Did you know...?
Over 20% of what goes to Albuquerque's landfill is grass, leaves, tree and shrub clippings, and other yard waste.
Composting turns organic (natural) materials such as grass, leaves and shrub clippings into dark brown, crumbly, sweet-smelling soil conditioner. Compost added to the soil of potted plants makes them healthier and greener. Compost holds moisture and nutrients for the garden so flowers and vegetables are more beautiful and abundant. Compost also saves money by decreasing the need for fertilizers and water while conserving natural resources.
If you would like to attend a composting class, schedule a composting class for your organization or become a master composter, resources are available.
What to Compost
- Grass clippings
- Leaves and twigs
- Shrub prunings

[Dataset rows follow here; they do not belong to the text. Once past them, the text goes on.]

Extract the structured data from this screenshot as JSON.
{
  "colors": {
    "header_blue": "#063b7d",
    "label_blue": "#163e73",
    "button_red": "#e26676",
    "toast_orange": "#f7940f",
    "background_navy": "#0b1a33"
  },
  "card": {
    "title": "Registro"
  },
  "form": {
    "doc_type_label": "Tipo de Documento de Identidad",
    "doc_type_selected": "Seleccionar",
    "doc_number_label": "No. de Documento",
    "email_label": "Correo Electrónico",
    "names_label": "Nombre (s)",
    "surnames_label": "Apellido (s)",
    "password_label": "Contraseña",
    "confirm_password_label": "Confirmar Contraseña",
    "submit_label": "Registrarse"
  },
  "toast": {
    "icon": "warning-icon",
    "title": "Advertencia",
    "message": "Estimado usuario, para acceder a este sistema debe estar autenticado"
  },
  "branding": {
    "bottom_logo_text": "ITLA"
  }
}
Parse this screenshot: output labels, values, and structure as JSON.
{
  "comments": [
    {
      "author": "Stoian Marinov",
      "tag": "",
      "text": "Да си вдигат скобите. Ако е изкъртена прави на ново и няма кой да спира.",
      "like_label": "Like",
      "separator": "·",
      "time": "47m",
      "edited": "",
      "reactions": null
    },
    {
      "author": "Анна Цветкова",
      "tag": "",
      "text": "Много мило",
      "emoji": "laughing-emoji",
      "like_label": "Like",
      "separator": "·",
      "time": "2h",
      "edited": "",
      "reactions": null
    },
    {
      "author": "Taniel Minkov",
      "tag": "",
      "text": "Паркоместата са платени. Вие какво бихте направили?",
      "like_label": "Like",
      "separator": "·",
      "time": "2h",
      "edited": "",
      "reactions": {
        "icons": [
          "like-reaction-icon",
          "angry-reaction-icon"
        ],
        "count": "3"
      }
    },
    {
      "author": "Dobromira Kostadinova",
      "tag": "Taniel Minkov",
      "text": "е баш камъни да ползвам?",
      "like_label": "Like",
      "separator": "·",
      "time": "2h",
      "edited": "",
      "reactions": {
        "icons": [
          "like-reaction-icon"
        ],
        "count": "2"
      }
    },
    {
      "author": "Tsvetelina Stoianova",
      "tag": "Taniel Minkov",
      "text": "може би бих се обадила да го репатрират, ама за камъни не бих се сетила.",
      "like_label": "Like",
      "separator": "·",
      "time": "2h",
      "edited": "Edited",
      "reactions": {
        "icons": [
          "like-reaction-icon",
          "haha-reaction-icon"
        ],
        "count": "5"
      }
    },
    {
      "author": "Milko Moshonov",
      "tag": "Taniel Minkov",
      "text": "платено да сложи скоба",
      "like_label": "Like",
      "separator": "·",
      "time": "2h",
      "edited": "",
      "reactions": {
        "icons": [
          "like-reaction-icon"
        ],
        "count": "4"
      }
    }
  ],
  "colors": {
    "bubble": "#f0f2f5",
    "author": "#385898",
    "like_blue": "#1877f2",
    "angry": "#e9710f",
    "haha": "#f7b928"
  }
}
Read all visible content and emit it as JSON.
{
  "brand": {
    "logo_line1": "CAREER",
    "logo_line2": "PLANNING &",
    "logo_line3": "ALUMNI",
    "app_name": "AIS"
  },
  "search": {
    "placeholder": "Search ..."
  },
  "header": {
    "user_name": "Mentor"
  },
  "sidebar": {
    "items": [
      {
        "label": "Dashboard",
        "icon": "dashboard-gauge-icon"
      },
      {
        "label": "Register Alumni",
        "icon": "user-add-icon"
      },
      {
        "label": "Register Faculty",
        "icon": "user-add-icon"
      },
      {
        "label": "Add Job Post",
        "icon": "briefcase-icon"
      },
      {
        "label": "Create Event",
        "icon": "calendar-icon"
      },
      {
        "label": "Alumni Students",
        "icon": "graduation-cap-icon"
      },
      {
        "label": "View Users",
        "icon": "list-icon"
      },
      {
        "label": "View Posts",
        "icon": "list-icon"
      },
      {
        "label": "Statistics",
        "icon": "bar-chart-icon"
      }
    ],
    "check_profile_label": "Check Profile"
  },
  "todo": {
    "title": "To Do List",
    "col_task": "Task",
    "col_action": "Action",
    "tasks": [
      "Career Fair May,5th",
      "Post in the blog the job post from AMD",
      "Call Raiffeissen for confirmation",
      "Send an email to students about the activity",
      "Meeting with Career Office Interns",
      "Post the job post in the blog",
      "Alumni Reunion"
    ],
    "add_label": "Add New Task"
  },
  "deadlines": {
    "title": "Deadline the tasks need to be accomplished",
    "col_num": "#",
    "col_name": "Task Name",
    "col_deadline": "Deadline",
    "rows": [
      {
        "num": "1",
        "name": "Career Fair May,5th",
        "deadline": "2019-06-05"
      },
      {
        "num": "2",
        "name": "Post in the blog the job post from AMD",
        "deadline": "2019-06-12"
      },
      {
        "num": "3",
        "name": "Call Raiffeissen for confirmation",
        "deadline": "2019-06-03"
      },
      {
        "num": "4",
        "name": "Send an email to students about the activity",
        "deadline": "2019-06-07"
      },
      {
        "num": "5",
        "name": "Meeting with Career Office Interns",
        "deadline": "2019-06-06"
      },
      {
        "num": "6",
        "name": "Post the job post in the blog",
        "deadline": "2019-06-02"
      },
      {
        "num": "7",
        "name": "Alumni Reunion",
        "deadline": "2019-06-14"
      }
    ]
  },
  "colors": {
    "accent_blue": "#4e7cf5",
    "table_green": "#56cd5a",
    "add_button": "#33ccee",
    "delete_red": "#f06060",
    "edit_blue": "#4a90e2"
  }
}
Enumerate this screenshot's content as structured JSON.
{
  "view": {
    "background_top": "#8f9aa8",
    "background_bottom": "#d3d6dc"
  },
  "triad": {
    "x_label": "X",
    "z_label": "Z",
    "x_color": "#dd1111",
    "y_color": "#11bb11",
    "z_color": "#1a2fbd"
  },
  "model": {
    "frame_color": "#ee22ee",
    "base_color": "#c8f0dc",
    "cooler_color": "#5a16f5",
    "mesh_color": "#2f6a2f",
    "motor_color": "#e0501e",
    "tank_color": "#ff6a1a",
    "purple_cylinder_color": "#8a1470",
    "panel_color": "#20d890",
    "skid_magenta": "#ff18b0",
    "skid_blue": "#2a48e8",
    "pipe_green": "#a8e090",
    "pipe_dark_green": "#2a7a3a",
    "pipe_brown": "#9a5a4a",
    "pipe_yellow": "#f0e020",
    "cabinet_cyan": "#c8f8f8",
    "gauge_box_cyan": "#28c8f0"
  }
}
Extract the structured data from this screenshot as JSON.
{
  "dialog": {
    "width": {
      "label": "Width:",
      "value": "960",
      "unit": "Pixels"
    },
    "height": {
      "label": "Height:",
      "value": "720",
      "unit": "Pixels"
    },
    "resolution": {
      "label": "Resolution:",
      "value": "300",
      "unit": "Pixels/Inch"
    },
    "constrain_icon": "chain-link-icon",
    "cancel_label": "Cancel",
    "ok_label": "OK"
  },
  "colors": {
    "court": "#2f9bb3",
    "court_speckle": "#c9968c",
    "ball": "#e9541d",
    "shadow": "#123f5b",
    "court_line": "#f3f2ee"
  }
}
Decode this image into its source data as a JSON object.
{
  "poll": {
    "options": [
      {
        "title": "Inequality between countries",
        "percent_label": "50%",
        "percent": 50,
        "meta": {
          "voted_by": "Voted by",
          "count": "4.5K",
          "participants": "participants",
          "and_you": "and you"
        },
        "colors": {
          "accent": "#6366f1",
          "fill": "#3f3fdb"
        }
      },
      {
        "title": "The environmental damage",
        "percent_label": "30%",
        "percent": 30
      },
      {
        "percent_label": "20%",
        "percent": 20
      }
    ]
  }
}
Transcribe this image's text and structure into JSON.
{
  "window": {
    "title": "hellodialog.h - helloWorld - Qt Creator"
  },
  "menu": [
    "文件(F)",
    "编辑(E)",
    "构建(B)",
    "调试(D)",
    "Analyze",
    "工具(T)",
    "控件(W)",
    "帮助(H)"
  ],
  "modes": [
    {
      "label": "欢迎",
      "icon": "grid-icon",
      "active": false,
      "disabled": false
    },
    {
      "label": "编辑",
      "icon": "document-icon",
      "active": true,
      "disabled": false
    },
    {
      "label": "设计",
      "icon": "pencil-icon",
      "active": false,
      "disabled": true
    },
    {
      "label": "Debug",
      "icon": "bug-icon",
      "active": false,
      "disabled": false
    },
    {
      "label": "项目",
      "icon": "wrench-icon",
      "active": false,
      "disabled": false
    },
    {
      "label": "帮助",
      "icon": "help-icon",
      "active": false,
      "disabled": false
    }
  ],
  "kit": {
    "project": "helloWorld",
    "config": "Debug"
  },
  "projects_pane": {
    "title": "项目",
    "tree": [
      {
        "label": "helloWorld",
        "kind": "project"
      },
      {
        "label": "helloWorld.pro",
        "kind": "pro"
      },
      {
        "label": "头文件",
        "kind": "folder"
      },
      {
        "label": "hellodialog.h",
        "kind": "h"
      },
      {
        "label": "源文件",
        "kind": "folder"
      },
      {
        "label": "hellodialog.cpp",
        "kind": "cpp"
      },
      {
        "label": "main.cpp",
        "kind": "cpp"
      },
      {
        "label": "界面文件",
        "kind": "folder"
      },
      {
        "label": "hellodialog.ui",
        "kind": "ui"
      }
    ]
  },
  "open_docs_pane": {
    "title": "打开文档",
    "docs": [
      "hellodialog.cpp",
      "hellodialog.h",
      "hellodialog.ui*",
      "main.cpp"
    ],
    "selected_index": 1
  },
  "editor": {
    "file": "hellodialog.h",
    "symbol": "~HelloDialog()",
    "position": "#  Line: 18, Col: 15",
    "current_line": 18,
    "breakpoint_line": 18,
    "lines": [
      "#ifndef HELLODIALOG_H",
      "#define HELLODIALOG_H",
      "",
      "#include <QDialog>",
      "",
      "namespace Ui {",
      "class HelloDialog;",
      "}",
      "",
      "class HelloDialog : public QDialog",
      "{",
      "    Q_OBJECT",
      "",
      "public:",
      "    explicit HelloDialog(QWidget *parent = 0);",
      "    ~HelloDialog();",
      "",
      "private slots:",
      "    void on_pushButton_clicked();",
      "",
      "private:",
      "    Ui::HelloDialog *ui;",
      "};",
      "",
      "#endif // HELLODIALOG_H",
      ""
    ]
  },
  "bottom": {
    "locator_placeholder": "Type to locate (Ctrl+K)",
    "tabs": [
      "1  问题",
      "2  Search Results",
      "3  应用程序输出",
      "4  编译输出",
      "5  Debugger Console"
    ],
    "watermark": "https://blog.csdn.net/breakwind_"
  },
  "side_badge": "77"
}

- Dead plants
- Weeds and sod
- Sawdust and lint
- Vegetable and fruit wastes (bury these in the middle of your compost pile and cover them up)
Do Not Compost
- Meat and fish
- Cheese and dairy products
- Grease or fat
- Oil or salad dressings
- Pet wastes
- Wood ashes
- Logs or wood branches
- Diseased plants
Compost is ready to use when it is reduced to a sweet smelling, crumbly, dark brown humus. It has many uses and can make gardening easier and more successful. Soil Amending is the natural thing to do with compost. Dig compost into flower beds and vegetable gardens each year to renew the soil. Compost can be added to soil at any time. It keeps plants healthy, improves soil structure, holds moisture in the soil, suppresses plant pathogens and adds nutrients, minerals, and beneficial soil organisms to help plants grow.
Mulching is a great way to use compost. Spread compost several inches thick on top of the soil around plants, trees and shrubs. It will deter weeds and conserve water. Potting Soil for house plants can be made by mixing equal parts of compost with sand or soil.
How to Compost
Composting is easy! It is nature's way of recycling organic materials. Composting happens if leaves, grass and shrub clippings build up in layers and stay moist. But you can speed up the process, and if you do it in a convenient location, you reap the benefits as well as reducing yard waste.
Step 1 - Find a Suitable Place
Choose a sheltered shady spot that is handy for you. Put your bin near a water source but not where water stands.
Step 2 - Build a Compost Bin
There are many types of bins you can buy, but if you want to build your own, here are several ideas for simple bins using free or inexpensive materials:
- From wire fencing, make a round bin at least three feet in diameter. Ten feet of fencing will make a convenient sized bin.
- Make a square bin from snow fencing. Use 4-inch posts or a two by four at each corner for stability. Build a bin with four sides out of four foot square frames covered with wire mesh using one-by-four, or two-by-four lumber. Hinges and hooks on one side make it easy to open and close. If you have room, build a three-section bin. Turn the compost from one section into another from incoming, to working, to finished.
- Build a bin from cement blocks or old bricks, turn blocks on their sides to allow air to enter, or leave some spaces between the bricks. You can also compost without a bin, just by piling up your organic materials. However, your compost will "cook" faster if you enclose it in a structure.
Step 3 - Start Your Compost Pile
Layering the materials helps keep proportions right for efficient composting. Start with:
- 6- to 8-inch layer of coarse materials like weeds, shrub clippings, or wood chips.
- 1-inch layer of animal manure, if you have it.
- 6- to 8-inch layer of mixed leaves, grass, and other yard waste. Mix grass clippings with dry woody materials. (A layer of grass alone should be less than 2 inches thick.) Materials that are less than 3/4 inch in size decompose the fastest. Shredding helps.
Water each layer as you add it, and be sure not to compact it because oxygen is important for composting. Repeat the layers as many times as necessary but for convenience do not make the heap more than 4 feet high.
Step 4 - Keep it Damp
Water the pile enough to keep it as damp as a wrung-out sponge. Turn or "churn" the pile once a week using a spading fork. This allows air to get inside the pile and helps the compost "cook" faster. Your compost should be ready in two to three months. Remember that composting doesn't happen overnight, and the heap will need regular tending to keep it working.
For more information on composting, stop in at Solid Waste Management's offices at 4600 Edith NE (Edith and Griegos) for a free "get started" brochure on backyard composting, or call the Solid Waste Management Department at (505) 761-8100 or you may also contact these resources:
- [email protected]
- Albuquerque Area Extension Master Gardener, (505) 243-1386